───── DATA PROVIDED ─────

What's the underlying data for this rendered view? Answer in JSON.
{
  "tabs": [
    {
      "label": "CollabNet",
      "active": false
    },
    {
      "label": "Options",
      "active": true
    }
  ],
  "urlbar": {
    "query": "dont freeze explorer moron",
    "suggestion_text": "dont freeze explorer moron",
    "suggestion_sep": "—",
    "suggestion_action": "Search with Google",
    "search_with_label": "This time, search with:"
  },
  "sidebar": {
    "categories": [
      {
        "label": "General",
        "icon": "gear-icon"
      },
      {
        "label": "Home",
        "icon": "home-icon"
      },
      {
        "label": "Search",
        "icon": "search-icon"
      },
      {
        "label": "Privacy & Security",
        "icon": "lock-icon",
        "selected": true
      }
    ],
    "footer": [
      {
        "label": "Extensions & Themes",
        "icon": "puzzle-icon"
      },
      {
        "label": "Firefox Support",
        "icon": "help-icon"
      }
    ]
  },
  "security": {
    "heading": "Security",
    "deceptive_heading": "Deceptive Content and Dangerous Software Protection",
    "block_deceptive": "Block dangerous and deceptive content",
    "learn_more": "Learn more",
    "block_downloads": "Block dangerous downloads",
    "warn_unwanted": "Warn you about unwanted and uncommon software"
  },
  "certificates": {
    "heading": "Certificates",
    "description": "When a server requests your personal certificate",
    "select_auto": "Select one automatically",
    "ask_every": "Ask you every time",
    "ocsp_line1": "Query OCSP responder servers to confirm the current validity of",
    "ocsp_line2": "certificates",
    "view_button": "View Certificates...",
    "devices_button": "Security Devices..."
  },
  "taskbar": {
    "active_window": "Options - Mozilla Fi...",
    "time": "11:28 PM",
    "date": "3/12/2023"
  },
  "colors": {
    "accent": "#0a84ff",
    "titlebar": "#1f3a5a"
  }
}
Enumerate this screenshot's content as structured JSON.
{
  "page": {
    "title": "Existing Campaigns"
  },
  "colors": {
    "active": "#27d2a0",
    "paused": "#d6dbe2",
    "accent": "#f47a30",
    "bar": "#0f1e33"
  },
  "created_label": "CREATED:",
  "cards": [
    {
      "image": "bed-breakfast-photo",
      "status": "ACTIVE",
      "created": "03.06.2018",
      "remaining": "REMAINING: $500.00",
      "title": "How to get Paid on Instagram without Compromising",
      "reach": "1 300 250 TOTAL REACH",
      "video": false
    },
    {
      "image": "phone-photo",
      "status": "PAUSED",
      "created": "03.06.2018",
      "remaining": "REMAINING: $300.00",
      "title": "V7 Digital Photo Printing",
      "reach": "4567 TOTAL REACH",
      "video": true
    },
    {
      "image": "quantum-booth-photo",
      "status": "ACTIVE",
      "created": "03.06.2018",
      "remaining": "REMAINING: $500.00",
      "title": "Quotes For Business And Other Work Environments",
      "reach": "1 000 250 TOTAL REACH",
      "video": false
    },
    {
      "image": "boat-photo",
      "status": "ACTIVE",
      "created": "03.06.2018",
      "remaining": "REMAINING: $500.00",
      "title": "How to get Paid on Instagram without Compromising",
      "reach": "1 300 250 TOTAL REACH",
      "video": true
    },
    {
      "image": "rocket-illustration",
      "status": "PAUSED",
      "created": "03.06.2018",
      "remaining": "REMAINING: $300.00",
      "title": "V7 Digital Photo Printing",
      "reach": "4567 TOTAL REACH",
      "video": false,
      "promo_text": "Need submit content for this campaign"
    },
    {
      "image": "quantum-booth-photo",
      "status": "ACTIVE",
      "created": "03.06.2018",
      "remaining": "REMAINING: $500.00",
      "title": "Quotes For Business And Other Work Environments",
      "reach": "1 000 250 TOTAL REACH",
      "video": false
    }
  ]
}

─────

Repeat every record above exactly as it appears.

What's the underlying data for this rendered view? Answer in JSON.
{
  "tabs": [
    {
      "label": "CollabNet",
      "active": false
    },
    {
      "label": "Options",
      "active": true
    }
  ],
  "urlbar": {
    "query": "dont freeze explorer moron",
    "suggestion_text": "dont freeze explorer moron",
    "suggestion_sep": "—",
    "suggestion_action": "Search with Google",
    "search_with_label": "This time, search with:"
  },
  "sidebar": {
    "categories": [
      {
        "label": "General",
        "icon": "gear-icon"
      },
      {
        "label": "Home",
        "icon": "home-icon"
      },
      {
        "label": "Search",
        "icon": "search-icon"
      },
      {
        "label": "Privacy & Security",
        "icon": "lock-icon",
        "selected": true
      }
    ],
    "footer": [
      {
        "label": "Extensions & Themes",
        "icon": "puzzle-icon"
      },
      {
        "label": "Firefox Support",
        "icon": "help-icon"
      }
    ]
  },
  "security": {
    "heading": "Security",
    "deceptive_heading": "Deceptive Content and Dangerous Software Protection",
    "block_deceptive": "Block dangerous and deceptive content",
    "learn_more": "Learn more",
    "block_downloads": "Block dangerous downloads",
    "warn_unwanted": "Warn you about unwanted and uncommon software"
  },
  "certificates": {
    "heading": "Certificates",
    "description": "When a server requests your personal certificate",
    "select_auto": "Select one automatically",
    "ask_every": "Ask you every time",
    "ocsp_line1": "Query OCSP responder servers to confirm the current validity of",
    "ocsp_line2": "certificates",
    "view_button": "View Certificates...",
    "devices_button": "Security Devices..."
  },
  "taskbar": {
    "active_window": "Options - Mozilla Fi...",
    "time": "11:28 PM",
    "date": "3/12/2023"
  },
  "colors": {
    "accent": "#0a84ff",
    "titlebar": "#1f3a5a"
  }
}
Enumerate this screenshot's content as structured JSON.
{
  "page": {
    "title": "Existing Campaigns"
  },
  "colors": {
    "active": "#27d2a0",
    "paused": "#d6dbe2",
    "accent": "#f47a30",
    "bar": "#0f1e33"
  },
  "created_label": "CREATED:",
  "cards": [
    {
      "image": "bed-breakfast-photo",
      "status": "ACTIVE",
      "created": "03.06.2018",
      "remaining": "REMAINING: $500.00",
      "title": "How to get Paid on Instagram without Compromising",
      "reach": "1 300 250 TOTAL REACH",
      "video": false
    },
    {
      "image": "phone-photo",
      "status": "PAUSED",
      "created": "03.06.2018",
      "remaining": "REMAINING: $300.00",
      "title": "V7 Digital Photo Printing",
      "reach": "4567 TOTAL REACH",
      "video": true
    },
    {
      "image": "quantum-booth-photo",
      "status": "ACTIVE",
      "created": "03.06.2018",
      "remaining": "REMAINING: $500.00",
      "title": "Quotes For Business And Other Work Environments",
      "reach": "1 000 250 TOTAL REACH",
      "video": false
    },
    {
      "image": "boat-photo",
      "status": "ACTIVE",
      "created": "03.06.2018",
      "remaining": "REMAINING: $500.00",
      "title": "How to get Paid on Instagram without Compromising",
      "reach": "1 300 250 TOTAL REACH",
      "video": true
    },
    {
      "image": "rocket-illustration",
      "status": "PAUSED",
      "created": "03.06.2018",
      "remaining": "REMAINING: $300.00",
      "title": "V7 Digital Photo Printing",
      "reach": "4567 TOTAL REACH",
      "video": false,
      "promo_text": "Need submit content for this campaign"
    },
    {
      "image": "quantum-booth-photo",
      "status": "ACTIVE",
      "created": "03.06.2018",
      "remaining": "REMAINING: $500.00",
      "title": "Quotes For Business And Other Work Environments",
      "reach": "1 000 250 TOTAL REACH",
      "video": false
    }
  ]
}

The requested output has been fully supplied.